the significance of each students object(s) and of the memories associated with these objects offer more possibilities for the memoir itself and creates a unified classroom. The classroom remains largely overlooked in the majority of articles I annotated. Culhane touches on its importance, but only as a kind of afterthought. However, both the physical space the classroom itself and the dynamics, or the relationships that form within the space, must be considered. These are practical concerns, perhaps the most practical in that this is the area the teacher has the most control over. However, the only critic who fleshes out the importance of the actual, physical classroom is Wyngaard. This may be because she focuses on high school freshman. This distinction is important because it reveals a way of thinking about children as students we tend to think of children as both selves and bodies, as embodied selves that differs from the way we think of adults, or more specifically, adults as students. However, I argue that Wyngaards attention to bodies and physical space is important, and that teachers and pedagogical theorists must think of college students as both a mind to be shaped, taught, explored, and a physical body, which should be comfortable, and which should be allowed movement and freedom. Wyngaard allows physical movement in her classroom by placing her students memento boxes at different places around the classroom, thereby allowing her students to get up and move around, but also to interact with and to feel the objects. Wyngaard does not ignore the importance of tactile exploration, and neither should teachers of college English. While the physical classroom is largely disregarded, the classroom as a more abstract, less physical space of connection is at the center of several articles on memoir and composition. Rebecca Ruppert Johnson writes that autobiography helps students not only to gain an understanding of themselves, but also of their classmates. The workshop model, which Ruppert suggests employing in freshman composition, places students and teacher in the place of the

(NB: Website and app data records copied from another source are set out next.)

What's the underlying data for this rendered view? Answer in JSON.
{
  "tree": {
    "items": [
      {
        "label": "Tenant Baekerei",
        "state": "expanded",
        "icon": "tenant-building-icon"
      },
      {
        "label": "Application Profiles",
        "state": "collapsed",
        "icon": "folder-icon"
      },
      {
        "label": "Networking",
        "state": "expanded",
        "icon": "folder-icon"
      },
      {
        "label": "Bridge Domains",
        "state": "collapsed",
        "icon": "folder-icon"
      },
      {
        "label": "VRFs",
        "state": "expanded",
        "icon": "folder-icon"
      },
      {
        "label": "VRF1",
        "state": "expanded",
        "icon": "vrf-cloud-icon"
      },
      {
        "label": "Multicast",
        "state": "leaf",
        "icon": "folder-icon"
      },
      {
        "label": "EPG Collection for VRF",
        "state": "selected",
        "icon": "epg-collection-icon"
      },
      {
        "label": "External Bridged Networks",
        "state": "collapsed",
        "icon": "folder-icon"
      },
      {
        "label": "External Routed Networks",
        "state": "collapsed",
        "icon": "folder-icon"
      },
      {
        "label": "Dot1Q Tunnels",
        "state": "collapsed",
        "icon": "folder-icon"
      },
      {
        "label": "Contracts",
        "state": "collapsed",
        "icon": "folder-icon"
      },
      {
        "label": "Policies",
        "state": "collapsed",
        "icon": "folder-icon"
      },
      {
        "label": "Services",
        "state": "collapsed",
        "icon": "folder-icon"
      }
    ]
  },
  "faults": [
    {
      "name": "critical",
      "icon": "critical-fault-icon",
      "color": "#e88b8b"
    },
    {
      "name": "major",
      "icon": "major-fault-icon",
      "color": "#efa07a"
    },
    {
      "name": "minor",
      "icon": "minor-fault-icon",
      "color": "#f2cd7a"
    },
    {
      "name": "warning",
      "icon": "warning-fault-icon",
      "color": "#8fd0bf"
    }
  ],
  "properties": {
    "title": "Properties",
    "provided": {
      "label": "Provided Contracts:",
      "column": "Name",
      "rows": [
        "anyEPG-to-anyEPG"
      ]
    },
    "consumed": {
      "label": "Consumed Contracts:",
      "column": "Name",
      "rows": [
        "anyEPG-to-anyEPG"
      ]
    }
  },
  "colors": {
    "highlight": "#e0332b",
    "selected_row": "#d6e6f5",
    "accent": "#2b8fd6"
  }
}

listener. This, she argues, levels the playing field; students and teacher become equal and develop a sense of community and a sense of respect for one another. Amy Kass, in her article Who am I? Autobiography and American Identity, extends the abstract classroom space. She begins by pointing out, as others have, that autobiography spurs a connection between students and teachers, but she goes further, arguing that the writing of autobiography points ones perspective beyond oneself and ones classmates and onto the larger world. In order to think about oneself, Kass observes, one must think about oneself in relation to others (94). The students position themselves in relation to their family, their friends, but also their culture, their beliefs, their nation, et cetera. They connect, in essence, to the larger human experience. In the course of these articles and chapters on Autobiography and Memoir in freshman composition, scholars and critics point to its myriad of benefits. Students look inward; they search their memories for meaning. Students discover and create new meanings for their experiences, but they also recognize and analyze the changing, fluid nature of the self. Students become suspicious of discourses that neatly package, commodify, and distribute the self. Students must find new, rhetorically effective ways of communicating these thoughts. All the while, students connect with each other through workshop and object-centered writing activities. And, perhaps without realizing it, students look outward and begin to make connections with the larger world. In learning about themselves, they learn about others, and come a step closer to becoming tolerant, empathetic, and engaged citizens.